The US Gov. Health Statistics Agency Directs Hospitals to Confirm Suspected COVID-19 Deaths As Confirmed
While the hysteria and panic over COVID-19’s presumed lethality grow, so do serious questions about whether the government and media are accurately reporting on the scale of the threat.
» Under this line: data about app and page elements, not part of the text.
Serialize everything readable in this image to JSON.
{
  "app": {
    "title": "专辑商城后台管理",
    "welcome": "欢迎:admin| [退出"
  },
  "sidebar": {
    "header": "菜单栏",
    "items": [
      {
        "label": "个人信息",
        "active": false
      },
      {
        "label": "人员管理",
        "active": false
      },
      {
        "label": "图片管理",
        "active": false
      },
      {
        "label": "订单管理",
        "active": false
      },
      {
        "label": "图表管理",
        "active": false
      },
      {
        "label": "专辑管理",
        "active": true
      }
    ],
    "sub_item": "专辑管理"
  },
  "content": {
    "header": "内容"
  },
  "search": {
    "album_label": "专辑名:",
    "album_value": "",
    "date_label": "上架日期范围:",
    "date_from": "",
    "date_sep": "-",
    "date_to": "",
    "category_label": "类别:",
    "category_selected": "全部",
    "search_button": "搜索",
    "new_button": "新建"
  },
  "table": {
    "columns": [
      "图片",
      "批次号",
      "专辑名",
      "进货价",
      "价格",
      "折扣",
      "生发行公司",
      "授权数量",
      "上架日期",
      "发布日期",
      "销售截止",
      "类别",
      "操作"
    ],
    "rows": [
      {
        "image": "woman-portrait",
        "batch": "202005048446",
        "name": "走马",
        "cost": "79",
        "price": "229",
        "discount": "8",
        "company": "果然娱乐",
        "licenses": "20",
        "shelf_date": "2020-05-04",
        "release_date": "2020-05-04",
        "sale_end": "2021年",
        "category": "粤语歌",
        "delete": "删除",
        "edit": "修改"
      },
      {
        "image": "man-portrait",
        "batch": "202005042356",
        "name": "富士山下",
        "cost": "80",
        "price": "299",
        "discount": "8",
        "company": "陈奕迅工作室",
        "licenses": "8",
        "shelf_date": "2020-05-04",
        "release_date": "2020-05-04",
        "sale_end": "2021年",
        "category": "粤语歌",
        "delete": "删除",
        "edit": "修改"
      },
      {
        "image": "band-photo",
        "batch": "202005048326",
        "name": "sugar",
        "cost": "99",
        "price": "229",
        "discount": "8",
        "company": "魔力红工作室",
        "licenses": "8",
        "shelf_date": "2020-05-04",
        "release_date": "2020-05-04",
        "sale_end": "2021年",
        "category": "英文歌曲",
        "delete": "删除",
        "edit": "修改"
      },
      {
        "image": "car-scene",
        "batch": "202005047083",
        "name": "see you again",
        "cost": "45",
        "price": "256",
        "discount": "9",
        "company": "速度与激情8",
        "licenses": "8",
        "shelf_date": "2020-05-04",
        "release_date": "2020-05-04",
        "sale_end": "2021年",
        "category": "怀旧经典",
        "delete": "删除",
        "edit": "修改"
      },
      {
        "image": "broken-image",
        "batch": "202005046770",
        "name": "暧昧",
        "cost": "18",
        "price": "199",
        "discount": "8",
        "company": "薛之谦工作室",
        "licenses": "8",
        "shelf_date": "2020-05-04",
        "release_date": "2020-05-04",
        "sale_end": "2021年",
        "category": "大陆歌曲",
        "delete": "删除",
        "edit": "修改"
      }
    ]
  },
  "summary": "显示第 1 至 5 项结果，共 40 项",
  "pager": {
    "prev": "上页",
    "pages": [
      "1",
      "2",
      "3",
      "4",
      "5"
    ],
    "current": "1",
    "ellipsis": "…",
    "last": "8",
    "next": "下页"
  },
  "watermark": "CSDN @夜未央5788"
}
A document has surfaced revealing that the government’s own health statistics agency is now directing hospitals to define deaths merely suspected to be linked to COVID-19 as confirmed on death certificates.
[Update: on April 5th, the WHO posted ICD guidelines revealing that only “probable” or “suspected” cases of COVID-19 can be written as confirmed causes of death, and where virus testing is inconclusive.]
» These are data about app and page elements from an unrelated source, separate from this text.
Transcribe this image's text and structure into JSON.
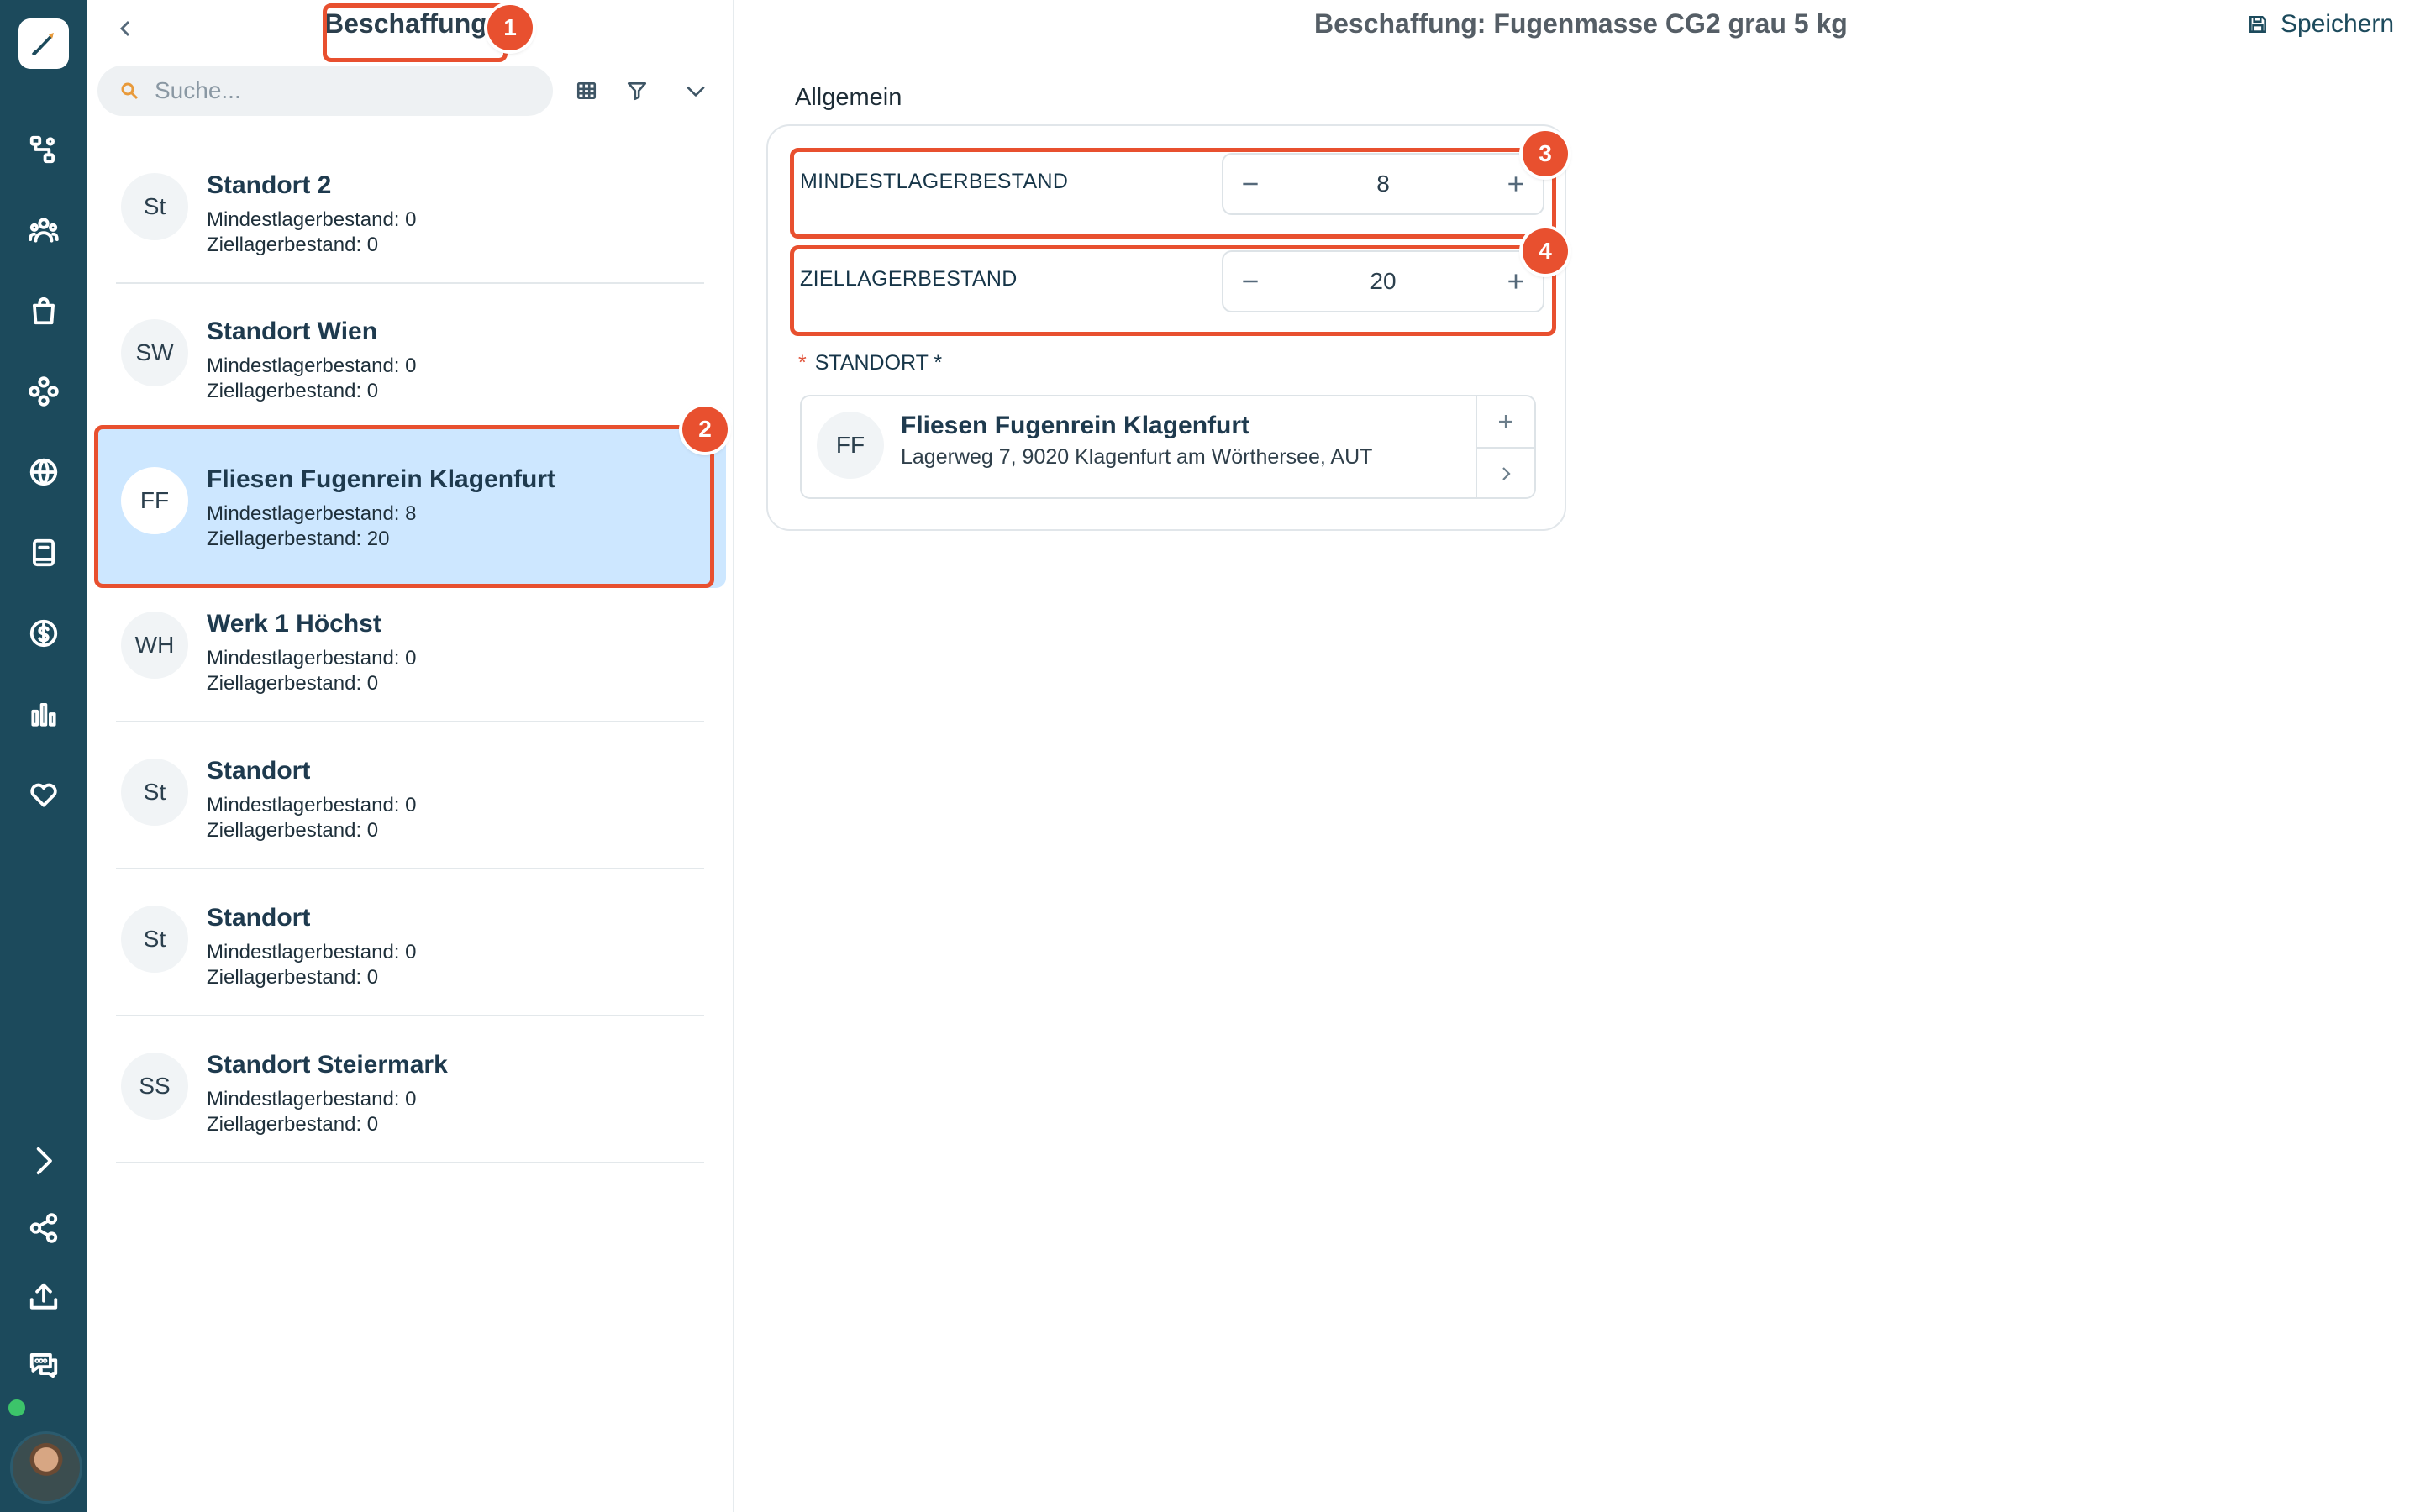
{
  "app": {
    "search_placeholder": "Suche...",
    "user_status": "online"
  },
  "list_panel": {
    "title": "Beschaffung",
    "items": [
      {
        "initials": "St",
        "name": "Standort 2",
        "min_line": "Mindestlagerbestand: 0",
        "target_line": "Ziellagerbestand: 0"
      },
      {
        "initials": "SW",
        "name": "Standort Wien",
        "min_line": "Mindestlagerbestand: 0",
        "target_line": "Ziellagerbestand: 0"
      },
      {
        "initials": "FF",
        "name": "Fliesen Fugenrein Klagenfurt",
        "min_line": "Mindestlagerbestand: 8",
        "target_line": "Ziellagerbestand: 20",
        "selected": true
      },
      {
        "initials": "WH",
        "name": "Werk 1 Höchst",
        "min_line": "Mindestlagerbestand: 0",
        "target_line": "Ziellagerbestand: 0"
      },
      {
        "initials": "St",
        "name": "Standort",
        "min_line": "Mindestlagerbestand: 0",
        "target_line": "Ziellagerbestand: 0"
      },
      {
        "initials": "St",
        "name": "Standort",
        "min_line": "Mindestlagerbestand: 0",
        "target_line": "Ziellagerbestand: 0"
      },
      {
        "initials": "SS",
        "name": "Standort Steiermark",
        "min_line": "Mindestlagerbestand: 0",
        "target_line": "Ziellagerbestand: 0"
      }
    ]
  },
  "main": {
    "title": "Beschaffung: Fugenmasse CG2 grau 5 kg",
    "save_label": "Speichern",
    "section": "Allgemein",
    "fields": {
      "min_label": "MINDESTLAGERBESTAND",
      "min_value": "8",
      "target_label": "ZIELLAGERBESTAND",
      "target_value": "20",
      "location_label": "STANDORT *",
      "location_required_mark": "*"
    },
    "location": {
      "initials": "FF",
      "name": "Fliesen Fugenrein Klagenfurt",
      "address": "Lagerweg 7, 9020 Klagenfurt am Wörthersee, AUT"
    }
  },
  "annotations": [
    "1",
    "2",
    "3",
    "4"
  ],
  "colors": {
    "rail": "#1c4a5c",
    "selected_row": "#cde7ff",
    "annotation": "#e8502f",
    "status_online": "#3cc46a"
  }
}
The National Vital Statistics System (NVSS), an inter-governmental system of sharing data on the vital statistics of the population of the United States, which coordinates different state health departments of the US states and the National Center for Health Statistics, a division of the Centers for Disease Control and Prevention, released a statement on March 24th announcing a new ICD code for COVID-19 deaths.
The NVSS statement (full release in text and screenshotted below) directs those recording death certificates to identify the cause of death to be COVID-19 even when it is only “assumed to have caused or contributed to death”:
“Should “COVID-19” be reported on the death certificate only with a confirmed test?
COVID-19 should be reported on the death certificate for all decedents where the disease caused or is assumed to have caused or contributed to death. Certifiers should include as much detail as possible based on their knowledge of the case, medical records, laboratory testing, etc. “
The NVSS directives also reveal that they are not likely to pursue confirmation of these cases in the future:
“…If the death certificate reports terms such as “probable COVID-19” or “likely COVID-19,” these terms would be assigned the new ICD code. It Is not likely that NCHS will follow up on these cases.”
This indicates that so-called “confirmed COVID-19 deaths” reported through national health databases and the media at large are, in fact, not being confirmed. Here is the full release:
“COVID-19 Alert No. 2
March 24, 2020
New ICD code introduced for COVID-19 deaths
This email is to alert you that a newly-introduced ICD code has been implemented to accurately capture mortality data for Coronavirus Disease 2019 (COVID-19) on death certificates.
Please read carefully and forward this email to the state statistical staff in your office who are involved in the preparation of mortality data, as well as others who may receive questions when the data are released.
What is the new code?
The new ICD code for Coronavirus Disease 2019 (COVID-19) is U07.1, and below is how it will appear in formal tabular list format.
Excludes: Coronavirus infection, unspecified site (B34.2)
Severe acute respiratory syndrome [SARS], unspecified (U04.9)
The WHO has provided a second code, U07.2, for clinical or epidemiological diagnosis of COVID-19 where a laboratory confirmation is inconclusive or not available. Because laboratory test results are not typically reported on death certificates in the U.S., NCHS is not planning to implement U07.2 for mortality statistics.
When will it be implemented?
Will COVID-19 be the underlying cause?
The underlying cause depends upon what and where conditions are reported on the death certificate. However, the rules for coding and selection of the underlying cause of death are expected to result in COVID- 19 being the underlying cause more often than not.
What happens if certifiers report terms other than the suggested terms?
If a death certificate reports coronavirus without identifying a specific strain or explicitly specifying that it is not COVID-19, NCHS will ask the states to follow up to verify whether or not the coronavirus was COVID-19. As long as the phrase used indicates the 2019 coronavirus strain, NCHS expects to assign the new code.
However, it is preferable and more straightforward for certifiers to use the standard terminology (COVID-19).
What happens if the terms reported on the death certificate indicate uncertainty?
If the death certificate reports terms such as “probable COVID-19” or “likely COVID-19,” these terms would be
assigned the new ICD code. It Is not likely that NCHS will follow up on these cases.
If “pending COVID-19 testing” is reported on the death certificate, this would be considered a pending record. In this scenario, NCHS would expect to receive an updated record, since the code will likely result in R99. In this case, NCHS will ask the states to follow up to verify if test results confirmed that the decedent had COVID- 19.
Do I need to make any changes at the jurisdictional level to accommodate the new ICD code?
Not necessarily, but you will want to confirm that your systems and programs do not behave as if U07.1 is an unknown code.
Should “COVID-19” be reported on the death certificate only with a confirmed test?
COVID-19 should be reported on the death certificate for all decedents where the disease caused or is assumed to have caused or contributed to death. Certifiers should include as much detail as possible based on their knowledge of the case, medical records, laboratory testing, etc. If the decedent had other chronic conditions such as COPD or asthma that may have also contributed, these conditions can be reported in Part
II. (See attached Guidance for Certifying COVID-19 Deaths)